At The Journal, we aim to publish work that mirrors the complexity of the human experience. We aspire to elevate new voices and challenge traditional notions of form and content, and we recognize the historical and ongoing privileging of white, cis-heteronormative, patriarchal voices in the literary space. We are committed to publishing work by and for those traditionally underrepresented in the literary world, including but not limited to writers that are BIPOC, queer, trans, working class, people with disabilities, and caregivers.
We seek to create a literary journal where differences are celebrated in order to cultivate great art. We recognize this notion of diversity to be inherent to fostering dynamic and collaborative artistic spaces. Because of this mission, issues of respect and accessibility are especially important to us. If there is a way that The Journal can make submitting, reading, or enjoying the magazine easier for you, please do not hesitate to let us know.
The award-winning literary journal of The Ohio State University, The Journal contributes significantly toward the literary landscape of Ohio and the nation. The Journal seeks to identify and encourage emerging writers while also attracting the work of established writers to create a diverse and compelling magazine. The Journal has recently had poems reproduced in the Best American Poetry and Pushcart Prize anthologies.
The Journal, originally titled The Ohio Journal, was founded in 1973 by William Allen of the English Department at The Ohio State University, and has been published continuously ever since. David Citino served as Editor from 1985 to 1990 and was a contributing editor until his death in 2005. Michelle Herman and Kathy Fagan became Fiction Editor and Poetry Editor, respectively, in 1990 and currently serve as Advisory Editors. The graduate staff has maintained The Journal’s commitment to publishing the best work by new and emerging writers around Ohio and the nation, including writing not easily classified by genre, excerpts from novels, longer stories, and other daring or wholly original pieces.
Over the course of its forty-year history, The Journal has published prominent writers such as Carl Phillips, Mary Jo Bang, John D’Agata, Denise Duhamel, Michael Martone, Terrance Hayes, Lia Purpura, Ander Monson, Brenda Hillman, D.A. Powell, Linda Bierds, Donald Ray Pollack, Maggie Smith, and Jericho Brown. The Journal is published four times annually: one print issue and three online issues.

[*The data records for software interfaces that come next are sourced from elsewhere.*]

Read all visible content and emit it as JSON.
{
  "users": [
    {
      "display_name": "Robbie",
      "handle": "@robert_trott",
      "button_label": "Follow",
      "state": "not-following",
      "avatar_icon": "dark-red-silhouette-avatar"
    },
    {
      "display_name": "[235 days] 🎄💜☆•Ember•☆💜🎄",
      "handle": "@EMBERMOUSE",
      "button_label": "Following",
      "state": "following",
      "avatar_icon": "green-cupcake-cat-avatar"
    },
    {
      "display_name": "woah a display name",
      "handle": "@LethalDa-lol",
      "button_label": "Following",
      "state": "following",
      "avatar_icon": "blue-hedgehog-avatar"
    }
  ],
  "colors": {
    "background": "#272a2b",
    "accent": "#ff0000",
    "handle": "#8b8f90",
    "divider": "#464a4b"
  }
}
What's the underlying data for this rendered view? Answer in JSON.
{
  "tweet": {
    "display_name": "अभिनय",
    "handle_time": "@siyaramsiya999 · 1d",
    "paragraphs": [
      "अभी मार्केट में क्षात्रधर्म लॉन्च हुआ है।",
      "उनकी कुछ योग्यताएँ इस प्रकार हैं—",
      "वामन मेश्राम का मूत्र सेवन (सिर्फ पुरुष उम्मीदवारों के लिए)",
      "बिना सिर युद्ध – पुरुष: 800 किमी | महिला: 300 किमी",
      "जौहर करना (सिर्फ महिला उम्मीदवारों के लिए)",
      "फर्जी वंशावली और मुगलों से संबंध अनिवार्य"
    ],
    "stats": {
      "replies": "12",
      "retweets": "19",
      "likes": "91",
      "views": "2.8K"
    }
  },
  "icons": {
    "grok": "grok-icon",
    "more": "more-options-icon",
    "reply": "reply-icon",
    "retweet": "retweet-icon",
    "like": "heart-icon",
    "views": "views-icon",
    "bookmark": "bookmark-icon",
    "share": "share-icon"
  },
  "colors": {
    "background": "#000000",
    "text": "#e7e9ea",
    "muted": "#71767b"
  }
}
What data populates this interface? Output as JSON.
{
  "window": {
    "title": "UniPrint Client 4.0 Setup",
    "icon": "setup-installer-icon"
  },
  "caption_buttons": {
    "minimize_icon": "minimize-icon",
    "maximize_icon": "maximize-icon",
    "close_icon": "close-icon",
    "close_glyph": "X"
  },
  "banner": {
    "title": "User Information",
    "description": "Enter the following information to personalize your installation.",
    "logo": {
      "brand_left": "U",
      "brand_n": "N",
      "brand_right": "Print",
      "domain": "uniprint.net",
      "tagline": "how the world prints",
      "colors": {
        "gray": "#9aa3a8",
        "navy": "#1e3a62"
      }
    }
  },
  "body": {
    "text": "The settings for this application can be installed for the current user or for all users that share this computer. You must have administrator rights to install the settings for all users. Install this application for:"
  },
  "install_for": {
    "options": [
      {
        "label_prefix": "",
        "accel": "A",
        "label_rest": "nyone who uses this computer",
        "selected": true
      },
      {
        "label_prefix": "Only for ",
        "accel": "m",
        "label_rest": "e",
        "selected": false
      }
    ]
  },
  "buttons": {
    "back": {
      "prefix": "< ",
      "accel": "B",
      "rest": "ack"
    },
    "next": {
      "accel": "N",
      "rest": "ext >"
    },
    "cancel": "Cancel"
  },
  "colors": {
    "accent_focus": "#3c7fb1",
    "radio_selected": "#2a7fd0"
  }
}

In order to comply with federal, state, and local laws (including the Ohio Public Records Act), as well as Ohio State policies, communications with The Journal and its editors may be required to be disclosed publicly.
The Journal is in part sustained by the generous contributions of our donors. Those interested in supporting The Journal should visit this link.
The Journal is published in what is now called Columbus, Ohio, located on the ancestral and contemporary territory of the Shawnee, Potawatomi, Delaware, Miami, Peoria, Seneca, Wyandotte, Ojibwe, and Cherokee peoples. Specifically, The Journal resides on land ceded in the 1795 Treaty of Greeneville and the forced removal of tribes through the Indian Removal Act of 1830.
The Journal exists within The Ohio State University, which as a land-grant university, was funded through the expropriation of Indigenous land. Through the Morrill Act signed in 1862, nearly 11 million acres of indigenous land were sold to fund the endowments of land-grant universities such as The Ohio State University. OSU specifically benefited from the seizure of 614,000 acres of indigenous land from across the country.
In a city named for a colonizer, and at a land-grant (or land-grab institution), The Journal recognizes the legacy and ongoing violences of displacement and genocide that shape this land. While the state of Ohio has no federally recognized tribes, there are indigenous scholars, activists, artists, and communities working throughout Ohio, such as at the American Indian Studies program at OSU and the Native American Indian Center of Central Ohio, currently working to purchase land in Ohio. The Journal is committed to educating ourselves and our community, and supporting local movements for indigenous sovereignty.
To learn more about the land on which you reside, explore the community-sourced map from Native Land Digital at native-land.ca. You can also learn more about the legacy of land-grant institutions at landgrabu.org